"He is tough," coach Jim Caldwell said. "Plays hard, hungry. We put him in some situations on special teams so we could see how he would function within that realm. He performed well. Now, one game does not do it. Consistency is the key. That’s the value of this game coming up."

Couplin, an undrafted rookie from William & Mary, is currently listed as the No. 3 strong safety behind James Ihedigbo and DeJon Gomes. How fast Gomes can recover from a neck injury likely will play a role in the decision on Couplin.

"In shorts (during offseason practices), he didn’t stand out quite like he does now in pads," Caldwell said. "He’ll strike you. He’s got good balance. You can tell he’s got a good football sense and he’s a competitor."

Meanwhile, Peacock, an undrafted rookie from Appalachian State, leads the team with six receptions (for 57 yards) in the preseason.

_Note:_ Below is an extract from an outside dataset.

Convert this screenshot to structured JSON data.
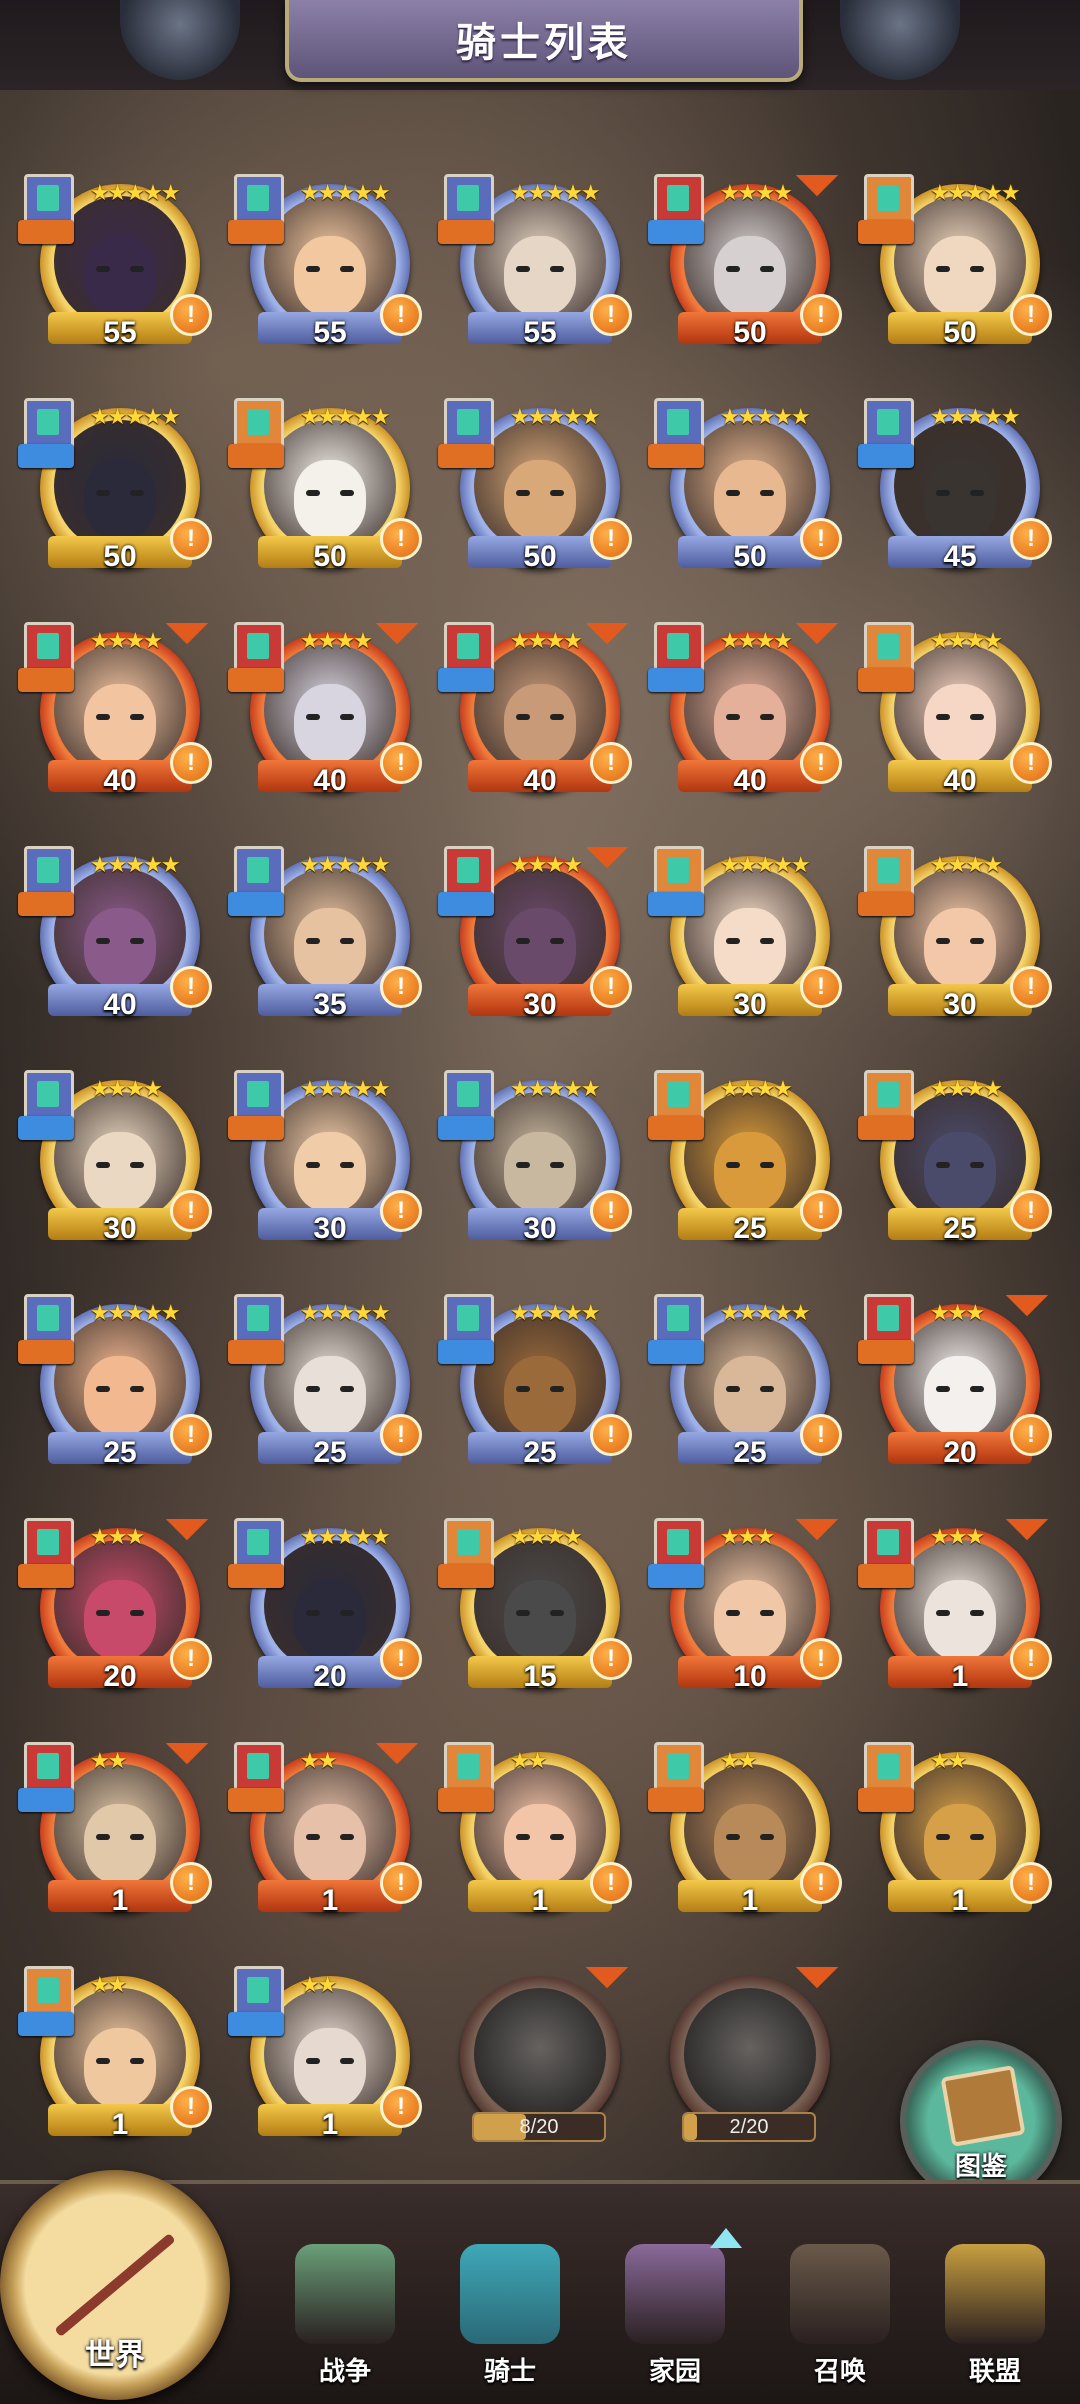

"Peacock’s really been exciting to watch," veteran receiver Golden Tate said. "Not the fastest, not the quickest, but he finds ways to be strong, he finds ways to get open. It’s fun to watch him."

If either Winn, Couplin or Peacock don’t make the top 53, they will be logical candidates for the Lions’ practice squad provided another team doesn’t claim them off waivers.

— Like all teams around the league, the Lions are still trying to adapt to the new rules that are stricter on the defense in terms of any contact — even incidental contact — past five yards from the line of scrimmage.

The Lions have been called for 22 penalties in two games (six of those were declined). Seven of the 22 calls were for defensive holding and three for defensive pass interference.

"It’s a little offensive friendly, but that’s the league we’re in," cornerback Rashean Mathis said. "This is my 12th year and I’ve seen a lot of rule changes. It’s a little frustrating at first. You have to adjust.

"We want to be in the top-five least-penalized teams. On the back end, we can help with that with just playing around the rules, playing physical within the five yards and just using your athleticism after that to allow you to make plays."

The NFL has indicated that the penalties being called now will continue to be enforced in the regular season, but what often happens in these situations is the rule changes are greatly overemphasized early on to make a point and then the officials loosen up a little over time.

"Hopefully, that’s what’s going on," Mathis said.

For now, they’ll continue to try to adjust because the teams that do that the fastest will greatly benefit as long as the games are being called this way.

— Welcome back, Shoelace.

Former Michigan quarterback Denard Robinson, in his second year with the Jaguars, is considerably healthier than the last time Wolverines’ fans saw him.

Robinson, a fifth-round draft pick last year, played only 52 snaps as a rookie, partly because he was still hampered by nerve damage in his right hand/arm, an injury he initially suffered during his senior year in college. He was reportedly limited to using only three fingers on that hand much of the time last season, which at least partly explains the three fumbles he lost despite getting only 24 touches (20 rushing attempts and four kick returns).

A year ago, the Jaguars didn’t give Robinson a defined position, instead designating him as their "offensive weapon." They wanted him to do a little of this and a little of that. It was cute. It got some attention.

But Robinson never settled into the vague role and is now considered strictly a running back.  That change — along with the better health — seems to have helped him.

In two preseason games, Robinson leads the Jaguars in rushing with 70 yards on 13 carries. He’s averaging 5.4 yards per attempt and has one touchdown, putting him in the mix to be part of a running-back-by-committee that also includes Toby Gerhart, Jordan Todman and Storm Johnson.